◆ Exercise ◆
Go through the data below and copy each line that includes "shares".

◆ Given data ◆
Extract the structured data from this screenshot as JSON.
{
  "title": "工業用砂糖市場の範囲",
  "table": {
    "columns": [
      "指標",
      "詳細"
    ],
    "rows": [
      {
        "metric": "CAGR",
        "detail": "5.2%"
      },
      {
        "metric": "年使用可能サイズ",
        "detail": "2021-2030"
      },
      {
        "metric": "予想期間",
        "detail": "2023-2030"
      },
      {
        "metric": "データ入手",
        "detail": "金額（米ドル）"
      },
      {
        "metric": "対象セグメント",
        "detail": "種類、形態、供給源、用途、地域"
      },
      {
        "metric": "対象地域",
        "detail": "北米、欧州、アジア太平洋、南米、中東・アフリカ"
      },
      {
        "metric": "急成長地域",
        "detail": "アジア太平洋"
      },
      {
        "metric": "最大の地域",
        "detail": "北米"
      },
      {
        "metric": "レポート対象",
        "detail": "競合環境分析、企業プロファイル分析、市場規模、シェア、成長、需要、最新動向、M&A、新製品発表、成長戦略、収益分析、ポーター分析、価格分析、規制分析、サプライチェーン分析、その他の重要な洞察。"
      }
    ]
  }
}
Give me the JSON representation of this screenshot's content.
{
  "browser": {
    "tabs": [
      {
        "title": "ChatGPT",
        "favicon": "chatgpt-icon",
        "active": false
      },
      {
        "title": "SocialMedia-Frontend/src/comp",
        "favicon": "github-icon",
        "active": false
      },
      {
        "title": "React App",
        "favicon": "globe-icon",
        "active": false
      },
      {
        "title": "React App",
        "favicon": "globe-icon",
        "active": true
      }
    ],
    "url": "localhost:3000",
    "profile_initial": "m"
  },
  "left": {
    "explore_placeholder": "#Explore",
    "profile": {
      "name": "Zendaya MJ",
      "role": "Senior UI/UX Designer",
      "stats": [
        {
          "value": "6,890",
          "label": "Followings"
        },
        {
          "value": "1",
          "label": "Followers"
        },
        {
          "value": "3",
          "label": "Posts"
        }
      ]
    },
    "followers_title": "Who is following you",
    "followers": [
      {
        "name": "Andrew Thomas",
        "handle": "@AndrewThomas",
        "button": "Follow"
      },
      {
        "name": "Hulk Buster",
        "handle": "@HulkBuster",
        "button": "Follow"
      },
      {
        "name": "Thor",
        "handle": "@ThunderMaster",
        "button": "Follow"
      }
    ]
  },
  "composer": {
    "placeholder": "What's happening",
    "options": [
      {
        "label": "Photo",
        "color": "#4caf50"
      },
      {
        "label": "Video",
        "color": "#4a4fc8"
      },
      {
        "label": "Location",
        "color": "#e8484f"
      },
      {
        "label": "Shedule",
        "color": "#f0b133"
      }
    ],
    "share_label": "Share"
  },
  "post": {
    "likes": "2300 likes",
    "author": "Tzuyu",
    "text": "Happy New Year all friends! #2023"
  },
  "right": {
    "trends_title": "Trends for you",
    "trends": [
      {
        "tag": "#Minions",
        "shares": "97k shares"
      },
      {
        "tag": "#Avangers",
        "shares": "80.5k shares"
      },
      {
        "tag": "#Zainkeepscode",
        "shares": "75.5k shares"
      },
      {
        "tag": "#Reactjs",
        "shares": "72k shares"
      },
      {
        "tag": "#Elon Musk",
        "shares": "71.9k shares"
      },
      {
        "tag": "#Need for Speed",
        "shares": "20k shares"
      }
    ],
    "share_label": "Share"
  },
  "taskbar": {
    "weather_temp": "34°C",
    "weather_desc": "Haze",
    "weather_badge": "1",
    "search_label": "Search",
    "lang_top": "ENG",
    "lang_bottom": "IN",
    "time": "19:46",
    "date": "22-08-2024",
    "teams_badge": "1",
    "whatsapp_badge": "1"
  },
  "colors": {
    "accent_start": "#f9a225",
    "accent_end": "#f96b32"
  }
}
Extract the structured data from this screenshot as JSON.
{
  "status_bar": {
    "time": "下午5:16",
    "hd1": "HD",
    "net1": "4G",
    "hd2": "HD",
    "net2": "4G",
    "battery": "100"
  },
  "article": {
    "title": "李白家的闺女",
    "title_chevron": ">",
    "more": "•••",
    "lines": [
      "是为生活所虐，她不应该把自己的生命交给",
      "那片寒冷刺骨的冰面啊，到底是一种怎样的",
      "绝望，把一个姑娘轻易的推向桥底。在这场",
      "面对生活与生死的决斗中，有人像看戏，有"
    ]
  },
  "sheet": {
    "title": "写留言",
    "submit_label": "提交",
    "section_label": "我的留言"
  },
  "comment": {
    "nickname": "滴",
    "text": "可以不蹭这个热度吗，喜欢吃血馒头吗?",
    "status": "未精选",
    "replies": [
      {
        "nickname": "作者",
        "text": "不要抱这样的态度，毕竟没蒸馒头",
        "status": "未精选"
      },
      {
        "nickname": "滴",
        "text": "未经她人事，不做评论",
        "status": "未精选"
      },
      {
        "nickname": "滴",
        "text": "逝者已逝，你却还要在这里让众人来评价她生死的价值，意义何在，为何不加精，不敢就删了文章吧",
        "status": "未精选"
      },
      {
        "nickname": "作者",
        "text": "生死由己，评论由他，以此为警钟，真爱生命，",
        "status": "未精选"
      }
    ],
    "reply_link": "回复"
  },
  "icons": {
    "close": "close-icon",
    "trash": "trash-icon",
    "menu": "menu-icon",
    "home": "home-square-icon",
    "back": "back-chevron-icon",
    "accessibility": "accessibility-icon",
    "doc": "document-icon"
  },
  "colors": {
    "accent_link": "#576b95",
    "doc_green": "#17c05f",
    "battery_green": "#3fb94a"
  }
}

◆ Reply ◆
        "shares": "97k shares"
        "shares": "80.5k shares"
        "shares": "75.5k shares"
        "shares": "72k shares"
        "shares": "71.9k shares"
        "shares": "20k shares"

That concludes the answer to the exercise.